Implementing this can be tricky and difficult to verify in terms of effectiveness during design process. For daylighting in a project, well-known rules of thumb are useful as initial design guidance for simple buildings. However, buildings with complex floorplates, ambiguous or changeable floorplan layouts and complex facade strategies require more detailed analysis to verify that the design fulfils the intent to provide quality circadian lighting primarily through daylight.
The illumination guidelines of WELL Building Standard for light are aimed to minimize disruption to the body’s circadian system, enhance productivity, support good sleep quality and provide appropriate visual acuity where needed.
One of the most important factors to evaluate when designing to meet the Equivalent Melanopic Lux (EML) target is the availability of daylight. Not all light sources are equal in terms of circadian stimulus (CS). Daylight is the best option for both energy efficiency and CS because it requires no energy input and the wavelength spectrum of daylight closely aligns with circadian stimulus.
analysis and modelling of daylighting is key to analyse the maximum daylight
offering before implementing an artificial lighting strategy.
Increase productivity & happiness – make your environment WELL
As traditional sustainability rating system such as LEED and BREEAM focus on the building process, procurement, energy consumption and reduction of carbon emissions the IWBI (International WELL Building Institute) certification scheme brings a fresh approach to sustainability, concentrating on ‘human sustainability’ and the benefits that building design can bring to Health & Wellbeing of us, their occupants.
As individuals we spend, during our lives, on average 90% of our time in the built environment. With this and the ever growing concern for mental health, thermal comfort and general health issues, the WELL standard sets out realistic targets and preconditions to design and implement an internal environment that supports our wellbeing. The standard focuses on:
· Air quality
· Water quality
The standard aims to elevate our working, learning and living standards to reduce stress, combat mental health, improve productivity and create more comfortable healthy living conditions. The WELL standard also comes with close links to BREEAM and LEED where certain pre-conditions and requirements cross all standards giving an aligned approach for an energy efficient healthy building.

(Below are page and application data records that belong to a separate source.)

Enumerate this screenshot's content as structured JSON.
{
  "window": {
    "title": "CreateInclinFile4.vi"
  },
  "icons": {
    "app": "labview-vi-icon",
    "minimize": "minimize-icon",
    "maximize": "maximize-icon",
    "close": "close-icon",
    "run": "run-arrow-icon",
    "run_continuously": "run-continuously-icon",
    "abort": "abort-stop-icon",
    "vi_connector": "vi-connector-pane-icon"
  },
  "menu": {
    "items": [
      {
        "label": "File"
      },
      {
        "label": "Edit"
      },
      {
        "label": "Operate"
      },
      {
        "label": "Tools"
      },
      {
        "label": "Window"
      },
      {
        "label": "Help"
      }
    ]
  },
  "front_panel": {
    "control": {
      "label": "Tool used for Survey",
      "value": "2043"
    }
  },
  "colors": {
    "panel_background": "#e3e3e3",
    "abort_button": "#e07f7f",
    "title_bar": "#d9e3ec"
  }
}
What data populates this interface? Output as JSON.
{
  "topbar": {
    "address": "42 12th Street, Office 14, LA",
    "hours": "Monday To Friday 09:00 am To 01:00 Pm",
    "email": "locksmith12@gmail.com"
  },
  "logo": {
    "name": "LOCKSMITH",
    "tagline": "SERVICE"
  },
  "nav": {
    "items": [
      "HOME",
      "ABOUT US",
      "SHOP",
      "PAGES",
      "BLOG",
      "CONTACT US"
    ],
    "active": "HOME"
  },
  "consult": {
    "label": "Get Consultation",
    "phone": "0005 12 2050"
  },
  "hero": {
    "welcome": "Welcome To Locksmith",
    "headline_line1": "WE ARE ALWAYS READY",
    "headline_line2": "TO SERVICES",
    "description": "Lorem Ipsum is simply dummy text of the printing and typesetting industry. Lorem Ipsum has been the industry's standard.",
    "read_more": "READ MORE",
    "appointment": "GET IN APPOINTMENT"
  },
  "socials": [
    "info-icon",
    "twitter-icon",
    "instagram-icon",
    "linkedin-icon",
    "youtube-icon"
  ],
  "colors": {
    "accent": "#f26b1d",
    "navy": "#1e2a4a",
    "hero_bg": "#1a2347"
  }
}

Fitwel provides tailored strategies for multifamily residential and workplace properties to optimize unique opportunities for each project.
The Fitwel Scorecards include 55+ evidence-based design and operational strategies that enhance buildings by addressing a broad range of health behaviours and risks. Each strategy is associated with unique point allocations, based on the strength of associated evidence and the demonstrated impact on occupant health. This means that strategies with stronger, multi-faceted impacts receive more points.
Fitwel addresses health as an interconnected system, with no single dominant category or area of focus, and as such all strategies are voluntary, with no individual prerequisites.
The categories cover:
· Impacts community health
· Reduces morbidity + absenteeism
· Supports social equity for vulnerable populations
· Instills feelings of wellbeing
· Provides healthy food options
· Promotes occupant safety
· Increases physical activity
Both WELL and Fitwell offer factual research-based accreditation systems that focus on the promotion of better internal conditions.
As champions of the WELL movement and Ambassadors of FITWEL, we have huge faith in the benefits that this aspect of building design can bring to teams, workforces and communities.
Get in touch, we’d love to chat to you about it.